Could you output every record below exactly, leaving out the pictures?
(The data begins)
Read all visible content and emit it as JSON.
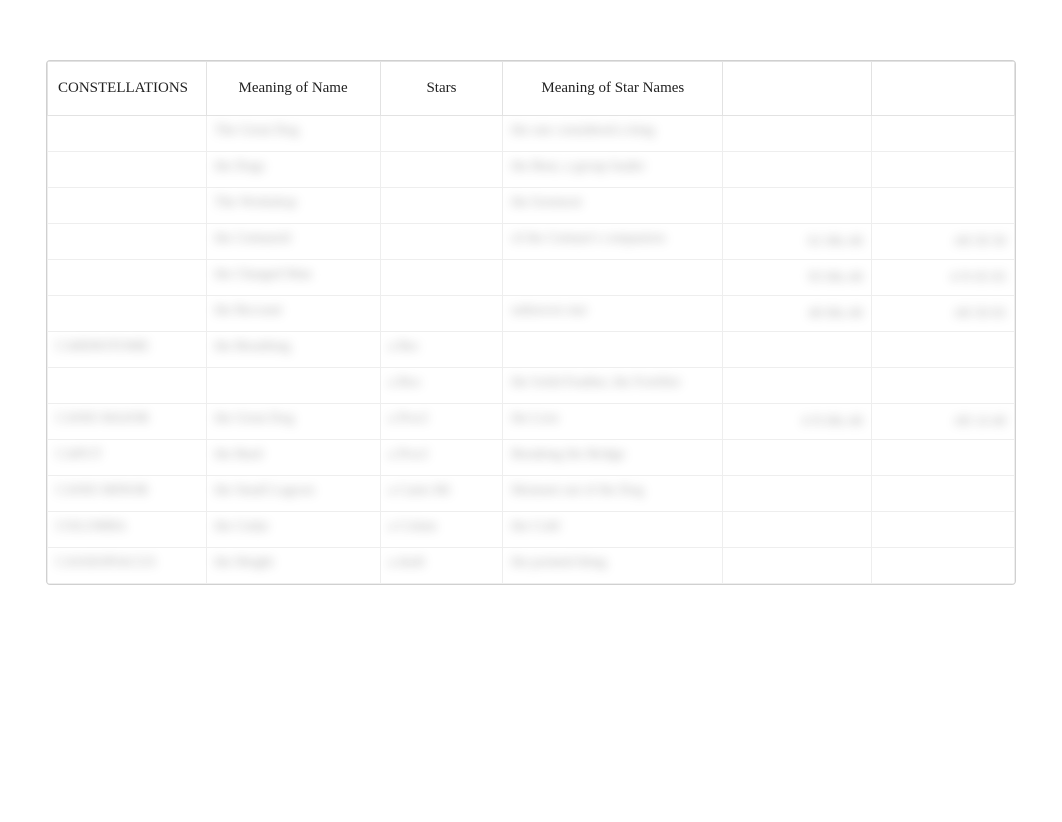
{
  "table": {
    "headers": [
      "CONSTELLATIONS",
      "Meaning of Name",
      "Stars",
      "Meaning of Star Names",
      "",
      ""
    ],
    "rows": [
      [
        "",
        "The Great Dog",
        "",
        "the one considered a king",
        "",
        ""
      ],
      [
        "",
        "the Dogs",
        "",
        "the Bear, a group leader",
        "",
        ""
      ],
      [
        "",
        "The Workshop",
        "",
        "the foremost",
        "",
        ""
      ],
      [
        "",
        "the Centaurid",
        "",
        "of the Centaur's companion",
        "61 00s 40",
        "-60 50 50"
      ],
      [
        "",
        "the Charged Man",
        "",
        "",
        "95 00s 40",
        "4 N 05 05"
      ],
      [
        "",
        "the Recount",
        "",
        "unknown star",
        "40 00s 40",
        "-60 50 05"
      ],
      [
        "CARDIOTOME",
        "the Breathing",
        "a Bsc",
        "",
        "",
        ""
      ],
      [
        "",
        "",
        "a Bos",
        "the Solid Feather, the Fortifier",
        "",
        ""
      ],
      [
        "CANIS MAJOR",
        "the Great Dog",
        "a Procl",
        "the Lion",
        "4 N 00s 40",
        "-60 14 40"
      ],
      [
        "CAPUT",
        "the Bard",
        "a Procl",
        "Breaking the Bridge",
        "",
        ""
      ],
      [
        "CANIS MINOR",
        "the Small Lagoon",
        "a Canis Mi",
        "Moment out of the Dog",
        "",
        ""
      ],
      [
        "COLUMBA",
        "the Cedar",
        "a Colum",
        "the Cold",
        "",
        ""
      ],
      [
        "CASSIOPIACUS",
        "the Height",
        "a draft",
        "the pointed thing",
        "",
        ""
      ]
    ]
  }
}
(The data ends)
Answer to this problem =>
Read all visible content and emit it as JSON.
{
  "table": {
    "headers": [
      "CONSTELLATIONS",
      "Meaning of Name",
      "Stars",
      "Meaning of Star Names",
      "",
      ""
    ],
    "rows": [
      [
        "",
        "The Great Dog",
        "",
        "the one considered a king",
        "",
        ""
      ],
      [
        "",
        "the Dogs",
        "",
        "the Bear, a group leader",
        "",
        ""
      ],
      [
        "",
        "The Workshop",
        "",
        "the foremost",
        "",
        ""
      ],
      [
        "",
        "the Centaurid",
        "",
        "of the Centaur's companion",
        "61 00s 40",
        "-60 50 50"
      ],
      [
        "",
        "the Charged Man",
        "",
        "",
        "95 00s 40",
        "4 N 05 05"
      ],
      [
        "",
        "the Recount",
        "",
        "unknown star",
        "40 00s 40",
        "-60 50 05"
      ],
      [
        "CARDIOTOME",
        "the Breathing",
        "a Bsc",
        "",
        "",
        ""
      ],
      [
        "",
        "",
        "a Bos",
        "the Solid Feather, the Fortifier",
        "",
        ""
      ],
      [
        "CANIS MAJOR",
        "the Great Dog",
        "a Procl",
        "the Lion",
        "4 N 00s 40",
        "-60 14 40"
      ],
      [
        "CAPUT",
        "the Bard",
        "a Procl",
        "Breaking the Bridge",
        "",
        ""
      ],
      [
        "CANIS MINOR",
        "the Small Lagoon",
        "a Canis Mi",
        "Moment out of the Dog",
        "",
        ""
      ],
      [
        "COLUMBA",
        "the Cedar",
        "a Colum",
        "the Cold",
        "",
        ""
      ],
      [
        "CASSIOPIACUS",
        "the Height",
        "a draft",
        "the pointed thing",
        "",
        ""
      ]
    ]
  }
}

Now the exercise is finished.